Officials in China on Tuesday put the number of deaths at 106, up from 26. The new total includes the first death in Beijing and 24 more in Hubei province, where the outbreak has been centered.
The New Jersey Department of Health told NJ.com it is awaiting test results from the CDC on a suspected case in New Jersey. The state did not specify a medical facility to NJ.com. The CDC says it has 73 cases pending testing nationwide.
The Department of Health did not immediately respond to a message early Tuesday morning.
A woman brought to Hackensack University Medical Center on Thursday tested negative after an evaluation of the patient and consulting with the State Department of Health, according to hospital spokeswoman Nancy Radwin.

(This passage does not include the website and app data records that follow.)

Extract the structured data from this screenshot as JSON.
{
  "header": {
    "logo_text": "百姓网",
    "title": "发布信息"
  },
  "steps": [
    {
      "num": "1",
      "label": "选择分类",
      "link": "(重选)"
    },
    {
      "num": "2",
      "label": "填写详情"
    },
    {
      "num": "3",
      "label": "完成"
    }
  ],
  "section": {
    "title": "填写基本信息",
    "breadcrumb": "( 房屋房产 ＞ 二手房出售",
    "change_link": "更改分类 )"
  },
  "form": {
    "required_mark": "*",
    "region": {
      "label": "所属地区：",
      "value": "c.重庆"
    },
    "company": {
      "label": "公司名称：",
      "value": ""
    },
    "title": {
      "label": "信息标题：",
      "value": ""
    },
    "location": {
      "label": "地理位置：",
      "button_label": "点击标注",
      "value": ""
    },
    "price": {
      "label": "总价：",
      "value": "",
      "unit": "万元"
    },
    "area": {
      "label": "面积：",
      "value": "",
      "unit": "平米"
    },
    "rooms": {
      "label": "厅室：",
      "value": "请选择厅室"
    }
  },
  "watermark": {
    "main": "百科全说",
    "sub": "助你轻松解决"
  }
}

The state issued guidelines on Friday to medical facilities on responding to potential cases, including sending samples to the CDC lab in Atlanta, which is currently the only facility in the country equipped to test for coronavirus.
There are five confirmed cases of the virus in the United States, in Arizona, California, Illinois, and Washington State.
State Health Commissioner Judith M. Persichilli said patients with confirmed nCoV infection have reportedly had mild to severe respiratory illness with symptoms of fever, cough, and shortness of breath. Persichilli said the CDC believes at this time that symptoms of nCoV may appear in as few as two days or as long as two weeks after exposure.
Initial symptoms of the virus can mirror those of the cold and flu, including cough, fever, chest tightening, and shortness of breath, but can worsen to pneumonia. The coronavirus family includes the common cold as well as viruses that cause more serious illnesses, such as SARS and Middle Eastern respiratory syndrome, or MERS, which is thought to have originated from camels.
Material from the Associated Press was used in this report.